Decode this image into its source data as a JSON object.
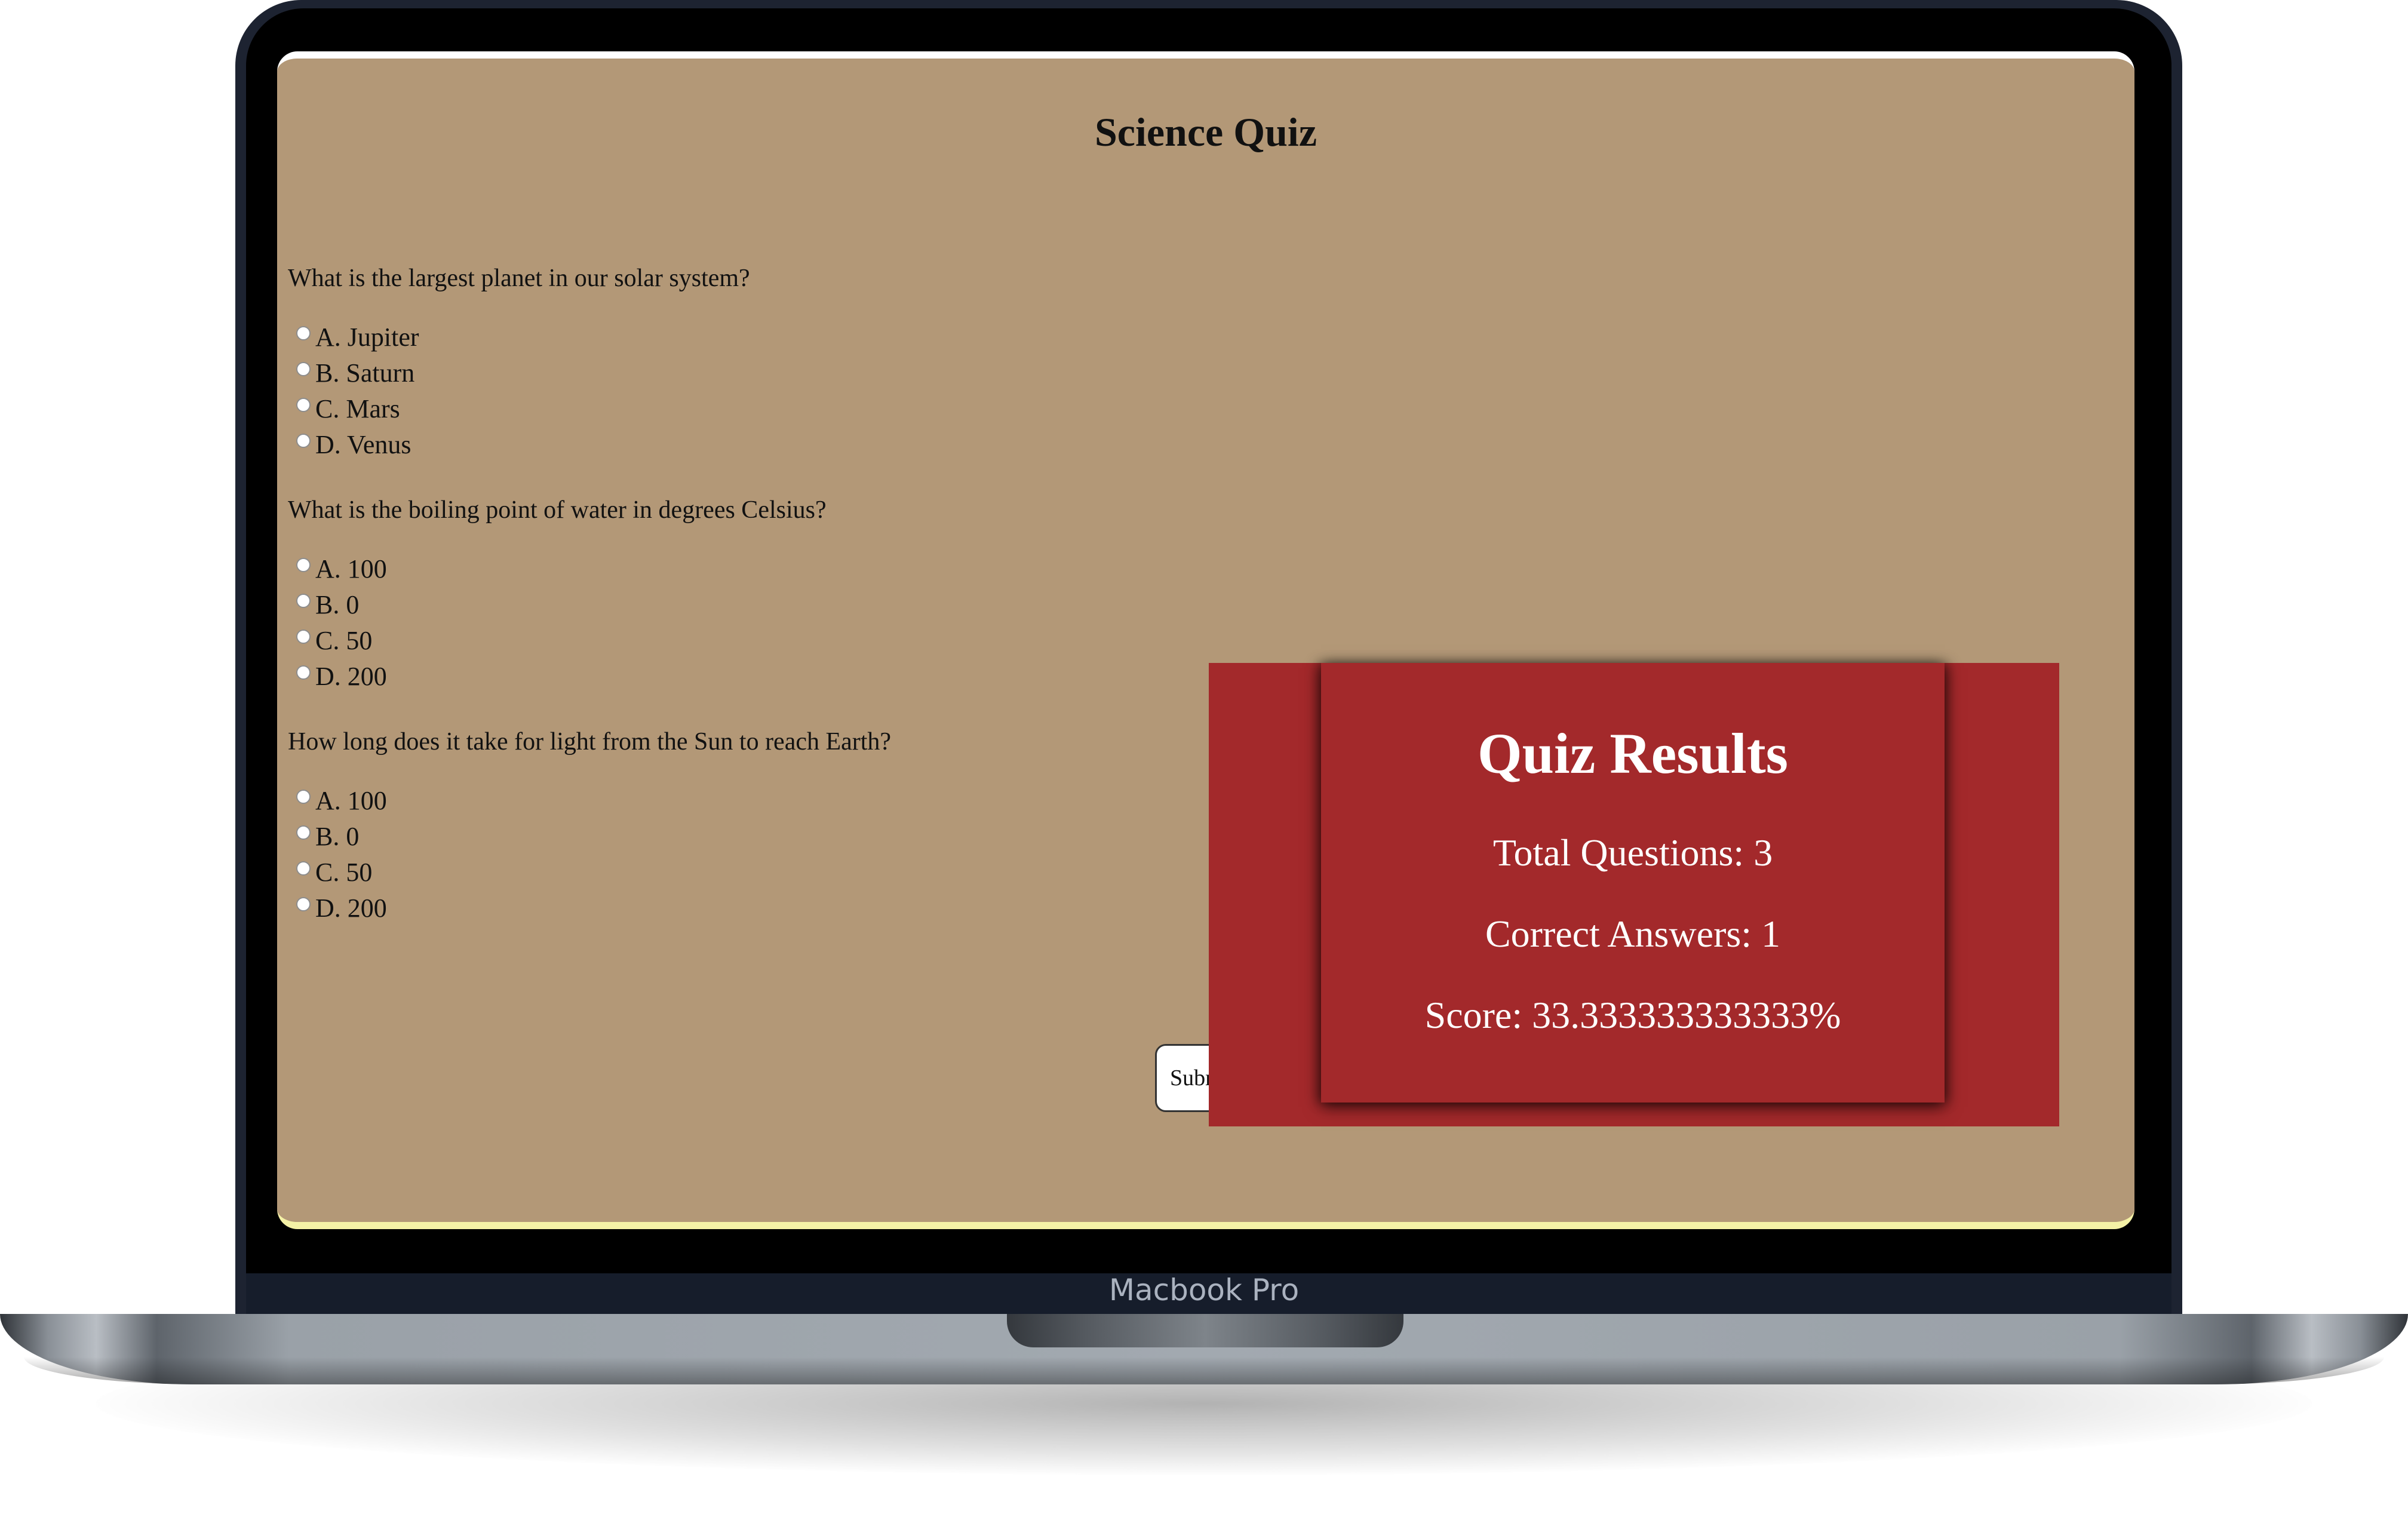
{
  "device": {
    "label": "Macbook Pro"
  },
  "quiz": {
    "title": "Science Quiz",
    "questions": [
      {
        "text": "What is the largest planet in our solar system?",
        "options": [
          "A. Jupiter",
          "B. Saturn",
          "C. Mars",
          "D. Venus"
        ]
      },
      {
        "text": "What is the boiling point of water in degrees Celsius?",
        "options": [
          "A. 100",
          "B. 0",
          "C. 50",
          "D. 200"
        ]
      },
      {
        "text": "How long does it take for light from the Sun to reach Earth?",
        "options": [
          "A. 100",
          "B. 0",
          "C. 50",
          "D. 200"
        ]
      }
    ],
    "submit_label": "Subm"
  },
  "results": {
    "title": "Quiz Results",
    "total_questions": "Total Questions: 3",
    "correct_answers": "Correct Answers: 1",
    "score": "Score: 33.333333333333%"
  },
  "colors": {
    "page_background": "#b39877",
    "results_background": "#a3292b"
  }
}
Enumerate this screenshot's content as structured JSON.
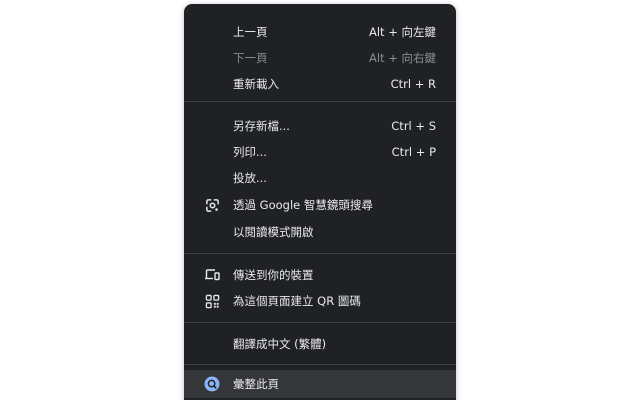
{
  "context_menu": {
    "items": [
      {
        "label": "上一頁",
        "shortcut": "Alt + 向左鍵"
      },
      {
        "label": "下一頁",
        "shortcut": "Alt + 向右鍵"
      },
      {
        "label": "重新載入",
        "shortcut": "Ctrl + R"
      },
      {
        "label": "另存新檔...",
        "shortcut": "Ctrl + S"
      },
      {
        "label": "列印...",
        "shortcut": "Ctrl + P"
      },
      {
        "label": "投放..."
      },
      {
        "label": "透過 Google 智慧鏡頭搜尋",
        "icon": "google-lens-icon"
      },
      {
        "label": "以閱讀模式開啟"
      },
      {
        "label": "傳送到你的裝置",
        "icon": "devices-icon"
      },
      {
        "label": "為這個頁面建立 QR 圖碼",
        "icon": "qr-code-icon"
      },
      {
        "label": "翻譯成中文 (繁體)"
      },
      {
        "label": "彙整此頁",
        "icon": "summarize-icon"
      }
    ]
  },
  "colors": {
    "menu_background": "#202124",
    "text": "#e8eaed",
    "disabled_text": "#8a8d91",
    "separator": "#3c4043",
    "highlight": "#35363a",
    "accent_blue": "#8ab4f8"
  }
}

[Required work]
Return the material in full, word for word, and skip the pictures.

[Solution to this task]
Decode this image into its source data as a JSON object.
{
  "device": {
    "label": "Macbook Pro"
  },
  "quiz": {
    "title": "Science Quiz",
    "questions": [
      {
        "text": "What is the largest planet in our solar system?",
        "options": [
          "A. Jupiter",
          "B. Saturn",
          "C. Mars",
          "D. Venus"
        ]
      },
      {
        "text": "What is the boiling point of water in degrees Celsius?",
        "options": [
          "A. 100",
          "B. 0",
          "C. 50",
          "D. 200"
        ]
      },
      {
        "text": "How long does it take for light from the Sun to reach Earth?",
        "options": [
          "A. 100",
          "B. 0",
          "C. 50",
          "D. 200"
        ]
      }
    ],
    "submit_label": "Subm"
  },
  "results": {
    "title": "Quiz Results",
    "total_questions": "Total Questions: 3",
    "correct_answers": "Correct Answers: 1",
    "score": "Score: 33.333333333333%"
  },
  "colors": {
    "page_background": "#b39877",
    "results_background": "#a3292b"
  }
}
Enumerate this screenshot's content as structured JSON.
{
  "context_menu": {
    "items": [
      {
        "label": "上一頁",
        "shortcut": "Alt + 向左鍵"
      },
      {
        "label": "下一頁",
        "shortcut": "Alt + 向右鍵"
      },
      {
        "label": "重新載入",
        "shortcut": "Ctrl + R"
      },
      {
        "label": "另存新檔...",
        "shortcut": "Ctrl + S"
      },
      {
        "label": "列印...",
        "shortcut": "Ctrl + P"
      },
      {
        "label": "投放..."
      },
      {
        "label": "透過 Google 智慧鏡頭搜尋",
        "icon": "google-lens-icon"
      },
      {
        "label": "以閱讀模式開啟"
      },
      {
        "label": "傳送到你的裝置",
        "icon": "devices-icon"
      },
      {
        "label": "為這個頁面建立 QR 圖碼",
        "icon": "qr-code-icon"
      },
      {
        "label": "翻譯成中文 (繁體)"
      },
      {
        "label": "彙整此頁",
        "icon": "summarize-icon"
      }
    ]
  },
  "colors": {
    "menu_background": "#202124",
    "text": "#e8eaed",
    "disabled_text": "#8a8d91",
    "separator": "#3c4043",
    "highlight": "#35363a",
    "accent_blue": "#8ab4f8"
  }
}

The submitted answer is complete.